Aim of the task: Please retype all of the data below, word for word.
####################
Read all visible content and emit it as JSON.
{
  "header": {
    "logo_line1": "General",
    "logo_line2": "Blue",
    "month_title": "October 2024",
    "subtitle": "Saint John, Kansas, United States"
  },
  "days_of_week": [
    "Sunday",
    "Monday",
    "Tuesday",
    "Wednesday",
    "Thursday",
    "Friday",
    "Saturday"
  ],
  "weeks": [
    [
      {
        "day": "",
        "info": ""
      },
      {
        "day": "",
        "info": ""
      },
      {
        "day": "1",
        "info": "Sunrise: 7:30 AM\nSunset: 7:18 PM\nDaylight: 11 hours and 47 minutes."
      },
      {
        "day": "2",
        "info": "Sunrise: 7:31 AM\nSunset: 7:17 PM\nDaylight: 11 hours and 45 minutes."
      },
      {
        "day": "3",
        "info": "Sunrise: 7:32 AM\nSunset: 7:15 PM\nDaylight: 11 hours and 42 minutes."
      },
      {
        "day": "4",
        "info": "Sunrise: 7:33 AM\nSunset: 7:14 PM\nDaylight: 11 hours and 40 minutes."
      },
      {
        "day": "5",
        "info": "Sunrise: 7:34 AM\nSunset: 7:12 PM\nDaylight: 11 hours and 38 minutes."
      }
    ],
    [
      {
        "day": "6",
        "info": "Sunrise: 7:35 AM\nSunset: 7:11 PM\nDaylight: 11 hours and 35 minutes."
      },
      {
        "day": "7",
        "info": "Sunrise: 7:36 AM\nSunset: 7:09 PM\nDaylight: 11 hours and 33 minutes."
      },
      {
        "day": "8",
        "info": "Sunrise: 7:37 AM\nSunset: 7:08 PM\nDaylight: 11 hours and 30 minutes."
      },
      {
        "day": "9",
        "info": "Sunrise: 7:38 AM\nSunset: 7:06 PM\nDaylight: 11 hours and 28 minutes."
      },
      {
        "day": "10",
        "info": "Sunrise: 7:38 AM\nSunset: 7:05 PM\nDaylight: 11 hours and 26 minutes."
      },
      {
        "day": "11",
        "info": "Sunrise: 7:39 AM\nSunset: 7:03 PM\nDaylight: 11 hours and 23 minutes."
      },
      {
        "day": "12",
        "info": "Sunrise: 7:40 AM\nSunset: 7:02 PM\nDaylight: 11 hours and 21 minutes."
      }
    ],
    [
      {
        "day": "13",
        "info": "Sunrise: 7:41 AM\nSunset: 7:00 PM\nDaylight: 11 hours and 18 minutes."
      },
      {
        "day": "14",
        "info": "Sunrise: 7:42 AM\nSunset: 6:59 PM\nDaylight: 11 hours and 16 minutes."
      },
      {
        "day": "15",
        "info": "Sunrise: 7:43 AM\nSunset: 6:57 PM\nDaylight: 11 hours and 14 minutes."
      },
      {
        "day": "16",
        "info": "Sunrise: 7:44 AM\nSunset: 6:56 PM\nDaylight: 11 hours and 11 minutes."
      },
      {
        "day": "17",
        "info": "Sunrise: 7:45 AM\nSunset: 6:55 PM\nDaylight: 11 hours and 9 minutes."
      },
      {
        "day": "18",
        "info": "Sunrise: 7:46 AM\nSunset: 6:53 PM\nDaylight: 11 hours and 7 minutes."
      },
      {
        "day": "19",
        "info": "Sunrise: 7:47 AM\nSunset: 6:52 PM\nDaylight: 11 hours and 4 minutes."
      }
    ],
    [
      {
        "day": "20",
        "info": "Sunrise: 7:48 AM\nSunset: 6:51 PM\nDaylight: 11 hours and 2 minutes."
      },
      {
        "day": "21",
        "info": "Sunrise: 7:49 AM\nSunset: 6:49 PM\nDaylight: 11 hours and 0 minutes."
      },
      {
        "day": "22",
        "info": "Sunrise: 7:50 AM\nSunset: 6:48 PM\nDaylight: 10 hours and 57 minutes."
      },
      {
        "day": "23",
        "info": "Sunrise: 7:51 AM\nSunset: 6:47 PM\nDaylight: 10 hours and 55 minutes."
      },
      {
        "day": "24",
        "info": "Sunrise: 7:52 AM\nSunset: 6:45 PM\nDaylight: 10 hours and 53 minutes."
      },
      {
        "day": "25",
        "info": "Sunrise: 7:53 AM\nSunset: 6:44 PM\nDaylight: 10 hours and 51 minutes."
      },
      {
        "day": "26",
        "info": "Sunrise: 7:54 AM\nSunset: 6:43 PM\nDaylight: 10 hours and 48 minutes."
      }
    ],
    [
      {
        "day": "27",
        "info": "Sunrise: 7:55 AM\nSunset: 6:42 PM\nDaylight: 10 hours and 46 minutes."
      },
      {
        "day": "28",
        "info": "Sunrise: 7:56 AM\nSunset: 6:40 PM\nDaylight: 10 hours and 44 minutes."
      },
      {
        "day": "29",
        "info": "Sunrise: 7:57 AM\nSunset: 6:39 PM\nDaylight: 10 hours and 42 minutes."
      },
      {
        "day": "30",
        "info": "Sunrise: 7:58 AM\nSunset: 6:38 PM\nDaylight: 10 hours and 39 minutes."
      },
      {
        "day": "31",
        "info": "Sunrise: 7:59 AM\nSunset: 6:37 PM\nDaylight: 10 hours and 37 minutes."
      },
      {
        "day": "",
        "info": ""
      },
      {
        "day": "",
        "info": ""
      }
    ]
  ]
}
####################
Written reply:
Read all visible content and emit it as JSON.
{
  "header": {
    "logo_line1": "General",
    "logo_line2": "Blue",
    "month_title": "October 2024",
    "subtitle": "Saint John, Kansas, United States"
  },
  "days_of_week": [
    "Sunday",
    "Monday",
    "Tuesday",
    "Wednesday",
    "Thursday",
    "Friday",
    "Saturday"
  ],
  "weeks": [
    [
      {
        "day": "",
        "info": ""
      },
      {
        "day": "",
        "info": ""
      },
      {
        "day": "1",
        "info": "Sunrise: 7:30 AM\nSunset: 7:18 PM\nDaylight: 11 hours and 47 minutes."
      },
      {
        "day": "2",
        "info": "Sunrise: 7:31 AM\nSunset: 7:17 PM\nDaylight: 11 hours and 45 minutes."
      },
      {
        "day": "3",
        "info": "Sunrise: 7:32 AM\nSunset: 7:15 PM\nDaylight: 11 hours and 42 minutes."
      },
      {
        "day": "4",
        "info": "Sunrise: 7:33 AM\nSunset: 7:14 PM\nDaylight: 11 hours and 40 minutes."
      },
      {
        "day": "5",
        "info": "Sunrise: 7:34 AM\nSunset: 7:12 PM\nDaylight: 11 hours and 38 minutes."
      }
    ],
    [
      {
        "day": "6",
        "info": "Sunrise: 7:35 AM\nSunset: 7:11 PM\nDaylight: 11 hours and 35 minutes."
      },
      {
        "day": "7",
        "info": "Sunrise: 7:36 AM\nSunset: 7:09 PM\nDaylight: 11 hours and 33 minutes."
      },
      {
        "day": "8",
        "info": "Sunrise: 7:37 AM\nSunset: 7:08 PM\nDaylight: 11 hours and 30 minutes."
      },
      {
        "day": "9",
        "info": "Sunrise: 7:38 AM\nSunset: 7:06 PM\nDaylight: 11 hours and 28 minutes."
      },
      {
        "day": "10",
        "info": "Sunrise: 7:38 AM\nSunset: 7:05 PM\nDaylight: 11 hours and 26 minutes."
      },
      {
        "day": "11",
        "info": "Sunrise: 7:39 AM\nSunset: 7:03 PM\nDaylight: 11 hours and 23 minutes."
      },
      {
        "day": "12",
        "info": "Sunrise: 7:40 AM\nSunset: 7:02 PM\nDaylight: 11 hours and 21 minutes."
      }
    ],
    [
      {
        "day": "13",
        "info": "Sunrise: 7:41 AM\nSunset: 7:00 PM\nDaylight: 11 hours and 18 minutes."
      },
      {
        "day": "14",
        "info": "Sunrise: 7:42 AM\nSunset: 6:59 PM\nDaylight: 11 hours and 16 minutes."
      },
      {
        "day": "15",
        "info": "Sunrise: 7:43 AM\nSunset: 6:57 PM\nDaylight: 11 hours and 14 minutes."
      },
      {
        "day": "16",
        "info": "Sunrise: 7:44 AM\nSunset: 6:56 PM\nDaylight: 11 hours and 11 minutes."
      },
      {
        "day": "17",
        "info": "Sunrise: 7:45 AM\nSunset: 6:55 PM\nDaylight: 11 hours and 9 minutes."
      },
      {
        "day": "18",
        "info": "Sunrise: 7:46 AM\nSunset: 6:53 PM\nDaylight: 11 hours and 7 minutes."
      },
      {
        "day": "19",
        "info": "Sunrise: 7:47 AM\nSunset: 6:52 PM\nDaylight: 11 hours and 4 minutes."
      }
    ],
    [
      {
        "day": "20",
        "info": "Sunrise: 7:48 AM\nSunset: 6:51 PM\nDaylight: 11 hours and 2 minutes."
      },
      {
        "day": "21",
        "info": "Sunrise: 7:49 AM\nSunset: 6:49 PM\nDaylight: 11 hours and 0 minutes."
      },
      {
        "day": "22",
        "info": "Sunrise: 7:50 AM\nSunset: 6:48 PM\nDaylight: 10 hours and 57 minutes."
      },
      {
        "day": "23",
        "info": "Sunrise: 7:51 AM\nSunset: 6:47 PM\nDaylight: 10 hours and 55 minutes."
      },
      {
        "day": "24",
        "info": "Sunrise: 7:52 AM\nSunset: 6:45 PM\nDaylight: 10 hours and 53 minutes."
      },
      {
        "day": "25",
        "info": "Sunrise: 7:53 AM\nSunset: 6:44 PM\nDaylight: 10 hours and 51 minutes."
      },
      {
        "day": "26",
        "info": "Sunrise: 7:54 AM\nSunset: 6:43 PM\nDaylight: 10 hours and 48 minutes."
      }
    ],
    [
      {
        "day": "27",
        "info": "Sunrise: 7:55 AM\nSunset: 6:42 PM\nDaylight: 10 hours and 46 minutes."
      },
      {
        "day": "28",
        "info": "Sunrise: 7:56 AM\nSunset: 6:40 PM\nDaylight: 10 hours and 44 minutes."
      },
      {
        "day": "29",
        "info": "Sunrise: 7:57 AM\nSunset: 6:39 PM\nDaylight: 10 hours and 42 minutes."
      },
      {
        "day": "30",
        "info": "Sunrise: 7:58 AM\nSunset: 6:38 PM\nDaylight: 10 hours and 39 minutes."
      },
      {
        "day": "31",
        "info": "Sunrise: 7:59 AM\nSunset: 6:37 PM\nDaylight: 10 hours and 37 minutes."
      },
      {
        "day": "",
        "info": ""
      },
      {
        "day": "",
        "info": ""
      }
    ]
  ]
}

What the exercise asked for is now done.